Take the entries that follow and write them out again, word for word.

[Entries from a dataset of interfaces]
----

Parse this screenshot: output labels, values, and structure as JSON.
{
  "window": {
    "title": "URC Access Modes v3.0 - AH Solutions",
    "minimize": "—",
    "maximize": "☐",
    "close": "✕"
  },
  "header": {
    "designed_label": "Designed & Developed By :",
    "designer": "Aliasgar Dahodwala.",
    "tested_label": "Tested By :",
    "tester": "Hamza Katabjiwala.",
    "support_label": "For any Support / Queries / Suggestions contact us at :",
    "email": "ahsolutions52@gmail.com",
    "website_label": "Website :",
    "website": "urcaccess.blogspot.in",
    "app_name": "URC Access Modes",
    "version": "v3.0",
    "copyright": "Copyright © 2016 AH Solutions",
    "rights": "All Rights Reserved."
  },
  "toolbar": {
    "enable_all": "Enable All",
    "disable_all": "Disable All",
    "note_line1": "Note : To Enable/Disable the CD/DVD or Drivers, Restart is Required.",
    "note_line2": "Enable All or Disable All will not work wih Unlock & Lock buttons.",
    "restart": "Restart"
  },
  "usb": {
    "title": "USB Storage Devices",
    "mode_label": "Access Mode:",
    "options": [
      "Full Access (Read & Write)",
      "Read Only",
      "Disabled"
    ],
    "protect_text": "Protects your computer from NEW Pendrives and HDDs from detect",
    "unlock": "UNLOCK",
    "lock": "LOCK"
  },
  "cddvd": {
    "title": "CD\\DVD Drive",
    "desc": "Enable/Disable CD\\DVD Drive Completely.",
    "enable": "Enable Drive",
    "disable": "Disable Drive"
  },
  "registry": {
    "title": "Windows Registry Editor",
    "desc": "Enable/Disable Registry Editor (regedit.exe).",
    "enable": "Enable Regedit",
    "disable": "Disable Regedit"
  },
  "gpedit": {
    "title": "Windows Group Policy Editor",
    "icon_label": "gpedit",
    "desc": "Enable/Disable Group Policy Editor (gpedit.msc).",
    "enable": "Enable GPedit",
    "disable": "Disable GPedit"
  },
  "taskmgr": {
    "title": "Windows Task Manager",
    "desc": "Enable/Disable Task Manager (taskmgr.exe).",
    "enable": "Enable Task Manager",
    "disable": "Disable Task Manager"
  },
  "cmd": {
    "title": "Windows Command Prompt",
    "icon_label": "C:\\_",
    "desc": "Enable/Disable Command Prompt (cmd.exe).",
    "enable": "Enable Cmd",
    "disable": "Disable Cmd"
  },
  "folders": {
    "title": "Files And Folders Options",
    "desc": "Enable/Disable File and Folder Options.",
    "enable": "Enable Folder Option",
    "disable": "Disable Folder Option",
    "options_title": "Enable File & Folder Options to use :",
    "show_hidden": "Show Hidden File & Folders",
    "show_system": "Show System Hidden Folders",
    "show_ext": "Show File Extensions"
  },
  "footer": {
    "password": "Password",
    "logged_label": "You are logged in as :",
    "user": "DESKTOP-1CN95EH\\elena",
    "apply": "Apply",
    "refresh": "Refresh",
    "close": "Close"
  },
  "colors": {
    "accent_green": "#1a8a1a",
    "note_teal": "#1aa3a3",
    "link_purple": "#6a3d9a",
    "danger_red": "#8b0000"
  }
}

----

◆ Reply:
Parse this screenshot: output labels, values, and structure as JSON.
{
  "window": {
    "title": "URC Access Modes v3.0 - AH Solutions",
    "minimize": "—",
    "maximize": "☐",
    "close": "✕"
  },
  "header": {
    "designed_label": "Designed & Developed By :",
    "designer": "Aliasgar Dahodwala.",
    "tested_label": "Tested By :",
    "tester": "Hamza Katabjiwala.",
    "support_label": "For any Support / Queries / Suggestions contact us at :",
    "email": "ahsolutions52@gmail.com",
    "website_label": "Website :",
    "website": "urcaccess.blogspot.in",
    "app_name": "URC Access Modes",
    "version": "v3.0",
    "copyright": "Copyright © 2016 AH Solutions",
    "rights": "All Rights Reserved."
  },
  "toolbar": {
    "enable_all": "Enable All",
    "disable_all": "Disable All",
    "note_line1": "Note : To Enable/Disable the CD/DVD or Drivers, Restart is Required.",
    "note_line2": "Enable All or Disable All will not work wih Unlock & Lock buttons.",
    "restart": "Restart"
  },
  "usb": {
    "title": "USB Storage Devices",
    "mode_label": "Access Mode:",
    "options": [
      "Full Access (Read & Write)",
      "Read Only",
      "Disabled"
    ],
    "protect_text": "Protects your computer from NEW Pendrives and HDDs from detect",
    "unlock": "UNLOCK",
    "lock": "LOCK"
  },
  "cddvd": {
    "title": "CD\\DVD Drive",
    "desc": "Enable/Disable CD\\DVD Drive Completely.",
    "enable": "Enable Drive",
    "disable": "Disable Drive"
  },
  "registry": {
    "title": "Windows Registry Editor",
    "desc": "Enable/Disable Registry Editor (regedit.exe).",
    "enable": "Enable Regedit",
    "disable": "Disable Regedit"
  },
  "gpedit": {
    "title": "Windows Group Policy Editor",
    "icon_label": "gpedit",
    "desc": "Enable/Disable Group Policy Editor (gpedit.msc).",
    "enable": "Enable GPedit",
    "disable": "Disable GPedit"
  },
  "taskmgr": {
    "title": "Windows Task Manager",
    "desc": "Enable/Disable Task Manager (taskmgr.exe).",
    "enable": "Enable Task Manager",
    "disable": "Disable Task Manager"
  },
  "cmd": {
    "title": "Windows Command Prompt",
    "icon_label": "C:\\_",
    "desc": "Enable/Disable Command Prompt (cmd.exe).",
    "enable": "Enable Cmd",
    "disable": "Disable Cmd"
  },
  "folders": {
    "title": "Files And Folders Options",
    "desc": "Enable/Disable File and Folder Options.",
    "enable": "Enable Folder Option",
    "disable": "Disable Folder Option",
    "options_title": "Enable File & Folder Options to use :",
    "show_hidden": "Show Hidden File & Folders",
    "show_system": "Show System Hidden Folders",
    "show_ext": "Show File Extensions"
  },
  "footer": {
    "password": "Password",
    "logged_label": "You are logged in as :",
    "user": "DESKTOP-1CN95EH\\elena",
    "apply": "Apply",
    "refresh": "Refresh",
    "close": "Close"
  },
  "colors": {
    "accent_green": "#1a8a1a",
    "note_teal": "#1aa3a3",
    "link_purple": "#6a3d9a",
    "danger_red": "#8b0000"
  }
}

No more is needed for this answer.